A typical teenager, she enjoyed watching TV shows like Friends and Jersey Shore and was keen on fashion, modelling and photography.

Her musical interests included Lady Gaga and she had a carefree attitude to life with her Facebook page stating: “If you can’t be the best, be the best looking.”

It was during a visit to Bournemouth to see her grandparents that Emily made the decision to go to Brockenhurst College to take a business studies course.

Her dad, Mark, told the Daily Echo: “She had friends in Bournemouth who were going there and she went along to look round with them. She instantly loved the place and set up an interview, then she was accepted on the course.”

Caroline added: “Emily was very free-spirited – she didn’t like being reigned in – so Brockenhurst College suited her very well. The thing she loved about it was that she was respected and treated like an adult.

Emily moved in with her grandparents in Southbourne and was thoroughly enjoying her studies and a part-time job in Top Shop in Bournemouth when her life was tragically cut short.

Both parents are happy to admit that Emily was head-strong and determined to get her own way, which sometimes caused problems in her early years at school..

But Mark added: “She was very determined to get what she wanted. That would have taken her a long way in life as an adult.

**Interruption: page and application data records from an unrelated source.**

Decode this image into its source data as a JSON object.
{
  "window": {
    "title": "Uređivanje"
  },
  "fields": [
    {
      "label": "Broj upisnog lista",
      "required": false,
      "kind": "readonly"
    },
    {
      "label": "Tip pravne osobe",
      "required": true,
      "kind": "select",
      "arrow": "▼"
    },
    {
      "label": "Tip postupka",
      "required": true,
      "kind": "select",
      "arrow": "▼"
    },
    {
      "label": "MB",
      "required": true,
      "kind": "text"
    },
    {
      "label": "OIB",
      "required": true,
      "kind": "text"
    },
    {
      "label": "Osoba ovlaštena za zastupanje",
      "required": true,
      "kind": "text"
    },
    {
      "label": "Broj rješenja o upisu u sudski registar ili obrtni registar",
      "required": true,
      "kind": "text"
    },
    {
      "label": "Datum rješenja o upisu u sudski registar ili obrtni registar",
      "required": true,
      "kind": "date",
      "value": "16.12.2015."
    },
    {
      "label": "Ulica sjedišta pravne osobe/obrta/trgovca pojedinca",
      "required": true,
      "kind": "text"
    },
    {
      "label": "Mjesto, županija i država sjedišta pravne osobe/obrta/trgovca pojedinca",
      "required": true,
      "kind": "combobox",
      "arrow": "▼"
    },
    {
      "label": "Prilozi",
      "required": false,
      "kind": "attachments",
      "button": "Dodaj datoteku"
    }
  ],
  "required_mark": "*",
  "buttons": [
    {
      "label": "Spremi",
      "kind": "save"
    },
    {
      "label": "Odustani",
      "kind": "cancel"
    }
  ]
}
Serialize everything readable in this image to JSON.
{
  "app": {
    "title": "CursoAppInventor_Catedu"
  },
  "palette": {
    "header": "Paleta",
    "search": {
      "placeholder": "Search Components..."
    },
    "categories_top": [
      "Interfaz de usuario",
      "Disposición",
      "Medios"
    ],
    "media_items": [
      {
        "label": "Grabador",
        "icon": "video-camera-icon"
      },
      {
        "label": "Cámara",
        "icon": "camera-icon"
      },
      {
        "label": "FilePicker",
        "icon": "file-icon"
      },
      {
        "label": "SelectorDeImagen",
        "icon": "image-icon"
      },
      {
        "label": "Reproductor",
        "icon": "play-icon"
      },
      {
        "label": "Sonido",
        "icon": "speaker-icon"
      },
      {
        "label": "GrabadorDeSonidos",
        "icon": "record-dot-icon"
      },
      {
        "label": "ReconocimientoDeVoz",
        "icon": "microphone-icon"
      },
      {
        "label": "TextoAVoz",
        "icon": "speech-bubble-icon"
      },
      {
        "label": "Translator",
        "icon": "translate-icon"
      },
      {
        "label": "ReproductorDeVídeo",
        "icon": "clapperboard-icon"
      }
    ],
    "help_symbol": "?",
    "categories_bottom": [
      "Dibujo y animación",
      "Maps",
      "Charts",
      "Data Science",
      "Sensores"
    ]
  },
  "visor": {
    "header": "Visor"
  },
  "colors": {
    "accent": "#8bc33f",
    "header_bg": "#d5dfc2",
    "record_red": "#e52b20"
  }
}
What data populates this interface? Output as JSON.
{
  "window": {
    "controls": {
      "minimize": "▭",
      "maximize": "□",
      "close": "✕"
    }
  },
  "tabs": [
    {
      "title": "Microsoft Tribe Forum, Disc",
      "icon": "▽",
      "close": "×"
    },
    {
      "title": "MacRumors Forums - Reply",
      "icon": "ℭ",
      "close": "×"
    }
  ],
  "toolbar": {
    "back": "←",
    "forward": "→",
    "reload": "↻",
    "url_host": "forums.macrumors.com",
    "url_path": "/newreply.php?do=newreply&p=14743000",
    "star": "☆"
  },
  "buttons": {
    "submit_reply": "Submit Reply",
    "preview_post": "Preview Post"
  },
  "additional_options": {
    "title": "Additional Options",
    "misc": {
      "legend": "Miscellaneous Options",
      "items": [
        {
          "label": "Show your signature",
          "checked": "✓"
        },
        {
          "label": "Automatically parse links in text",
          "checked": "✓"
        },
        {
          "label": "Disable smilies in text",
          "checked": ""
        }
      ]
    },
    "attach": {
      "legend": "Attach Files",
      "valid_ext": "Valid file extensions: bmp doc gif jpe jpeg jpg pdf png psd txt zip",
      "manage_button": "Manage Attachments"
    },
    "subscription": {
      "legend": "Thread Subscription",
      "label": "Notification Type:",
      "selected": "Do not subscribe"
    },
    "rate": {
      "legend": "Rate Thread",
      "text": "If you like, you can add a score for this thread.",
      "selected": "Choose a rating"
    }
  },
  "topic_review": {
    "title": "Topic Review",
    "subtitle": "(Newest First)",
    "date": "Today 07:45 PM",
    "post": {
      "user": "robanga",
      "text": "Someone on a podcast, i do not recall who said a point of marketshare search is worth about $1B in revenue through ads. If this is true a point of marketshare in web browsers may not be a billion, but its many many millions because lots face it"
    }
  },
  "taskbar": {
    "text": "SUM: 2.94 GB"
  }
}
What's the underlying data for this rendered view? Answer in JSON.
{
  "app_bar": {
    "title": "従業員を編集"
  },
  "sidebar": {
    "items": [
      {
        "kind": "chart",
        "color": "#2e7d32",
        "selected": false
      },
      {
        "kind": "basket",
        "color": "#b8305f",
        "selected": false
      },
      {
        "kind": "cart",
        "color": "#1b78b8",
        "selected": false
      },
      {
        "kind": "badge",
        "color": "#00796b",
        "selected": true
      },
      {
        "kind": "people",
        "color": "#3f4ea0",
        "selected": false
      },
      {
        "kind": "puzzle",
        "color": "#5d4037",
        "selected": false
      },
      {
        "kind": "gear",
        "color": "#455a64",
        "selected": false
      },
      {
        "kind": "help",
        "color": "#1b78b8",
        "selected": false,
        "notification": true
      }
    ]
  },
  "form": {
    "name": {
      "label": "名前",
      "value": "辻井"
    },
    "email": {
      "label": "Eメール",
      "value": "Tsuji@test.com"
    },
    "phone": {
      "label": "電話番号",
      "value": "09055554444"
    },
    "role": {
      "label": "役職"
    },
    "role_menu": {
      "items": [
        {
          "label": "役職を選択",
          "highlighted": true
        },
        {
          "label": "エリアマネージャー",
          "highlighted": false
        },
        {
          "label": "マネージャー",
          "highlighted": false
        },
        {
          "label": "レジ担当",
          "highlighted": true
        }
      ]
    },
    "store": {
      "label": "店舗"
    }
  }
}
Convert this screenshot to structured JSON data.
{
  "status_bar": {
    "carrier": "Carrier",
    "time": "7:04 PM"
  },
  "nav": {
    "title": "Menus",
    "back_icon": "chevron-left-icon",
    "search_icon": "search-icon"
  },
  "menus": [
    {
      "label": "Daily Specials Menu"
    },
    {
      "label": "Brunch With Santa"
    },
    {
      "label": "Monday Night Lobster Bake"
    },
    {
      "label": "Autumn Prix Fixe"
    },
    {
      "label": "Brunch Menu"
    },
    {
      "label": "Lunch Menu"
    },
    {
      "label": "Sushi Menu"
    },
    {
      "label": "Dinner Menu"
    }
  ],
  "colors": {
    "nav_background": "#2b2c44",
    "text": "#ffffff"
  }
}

“The last time we saw her she had matured and she had blossomed. At first when she went to Brockenhurst we thought she was too young to be away from us but we could see why she liked it and she was in an environment she was very familiar with – she had always spent a lot of time with her grandparents.”

Emily’s body was found at the Turner family home on the morning of May 7 last year and her grandparents were left to struggle with the unthinkable situation until Mark and Caroline could travel to the UK.

Before boarding a flight from New Zealand Mark, the managing editor of New Zealand newspaper the Whakatane Beacon, said: “We’re incredibly upset and just want to be with her.

“It’s a tragic loss of such a beautiful, life-loving girl and we’re dealing with that – we’re absolutely distraught.”